Heat the base of a pressure cooker on medium high and add the oil. Pat chicken dry and season all over with salt and pepper. When oil is hot, brown chicken on all sides, about 5 minutes per side.
Turn chicken onto its back, then add garlic and herbs to an open spot on the bottom of the pot and cook for about 30 seconds. Add lemon juice or vinegar and 1/2 cup water, plus 1 teaspoon salt. Close and lock lid of pressure cooker and turn heat to high. When it reaches pressure, turn heat to the lowest level that will maintain pressure, and cook for 20 minutes.
Remove pot from heat and let sit until pressure is released naturally. Take chicken out and let it rest on a cutting board. When it’s cool enough to handle, carve chicken and serve on a platter. Meanwhile, put the vegetables in the pot with the remaining sauce and simmer until cooked through. Taste for salt and adjust as needed. Fish vegetables out with tongs and add to the platter. Serve with sauce on the side. Oh, and with mashed potatoes with loooooots of butter.
p.s. (from Drew), In addition to the disintegrated impeller, the generator raw water pump appeared to be leaking water and I decided the best course of action would be to replace the whole thing. pumpvendor.com made good by expediting a new pump (and replacement minor spare kits) to Eleuthera. Getting the new pump on there took a morning, but ended up being relatively straightforward.
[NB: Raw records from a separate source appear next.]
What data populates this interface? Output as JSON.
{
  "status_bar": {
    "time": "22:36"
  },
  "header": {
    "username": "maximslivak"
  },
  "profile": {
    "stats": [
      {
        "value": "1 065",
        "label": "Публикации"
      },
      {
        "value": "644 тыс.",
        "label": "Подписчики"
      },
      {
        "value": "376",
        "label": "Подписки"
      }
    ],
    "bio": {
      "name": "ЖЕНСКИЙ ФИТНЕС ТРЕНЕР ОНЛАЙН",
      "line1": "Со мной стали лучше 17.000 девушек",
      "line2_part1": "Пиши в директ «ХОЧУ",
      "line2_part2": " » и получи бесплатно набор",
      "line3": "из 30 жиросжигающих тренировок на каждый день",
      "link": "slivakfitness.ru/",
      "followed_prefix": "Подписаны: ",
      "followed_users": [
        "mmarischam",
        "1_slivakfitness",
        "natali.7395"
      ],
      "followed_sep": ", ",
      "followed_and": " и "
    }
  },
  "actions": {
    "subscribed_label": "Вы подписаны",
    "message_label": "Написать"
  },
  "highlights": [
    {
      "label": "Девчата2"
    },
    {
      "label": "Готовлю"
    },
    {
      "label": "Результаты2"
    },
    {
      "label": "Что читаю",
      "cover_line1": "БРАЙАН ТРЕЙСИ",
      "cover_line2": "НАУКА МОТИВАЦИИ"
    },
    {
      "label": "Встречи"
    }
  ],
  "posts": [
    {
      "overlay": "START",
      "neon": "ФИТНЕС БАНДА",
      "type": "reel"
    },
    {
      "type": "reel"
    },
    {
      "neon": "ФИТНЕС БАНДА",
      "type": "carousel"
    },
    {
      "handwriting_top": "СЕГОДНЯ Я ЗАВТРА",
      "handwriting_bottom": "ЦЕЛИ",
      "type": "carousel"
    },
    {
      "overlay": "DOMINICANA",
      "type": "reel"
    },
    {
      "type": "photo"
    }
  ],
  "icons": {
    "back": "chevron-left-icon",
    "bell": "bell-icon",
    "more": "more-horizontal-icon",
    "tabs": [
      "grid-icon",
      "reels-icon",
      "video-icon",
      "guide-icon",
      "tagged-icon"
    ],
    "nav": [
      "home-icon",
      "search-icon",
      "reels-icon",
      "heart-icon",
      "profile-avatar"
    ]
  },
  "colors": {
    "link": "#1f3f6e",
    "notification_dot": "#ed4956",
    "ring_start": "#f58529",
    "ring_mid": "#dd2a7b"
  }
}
May 20, 2016 at 12:19
Unfortunate maintenance issues for a generator with very few hours. Though probably significantly more since you took over.
May 20, 2016 at 12:33
I wouldn’t know what to do with that pork either! Maybe stock? Soup is probably not very appetizing in such warm weather! I love all these tips Linda! Totally agree about the magic of a home cooked meal. Sounds like you are making wonderful memories. Have a great time, thanks for sharing!
May 21, 2016 at 08:06
So excited for this recipe because we have a new pressure/slow cooker!!! Thanks Linda. Drew, we are very impressed with your mechanical skills which seem to be growing by day. Hugs ALL around!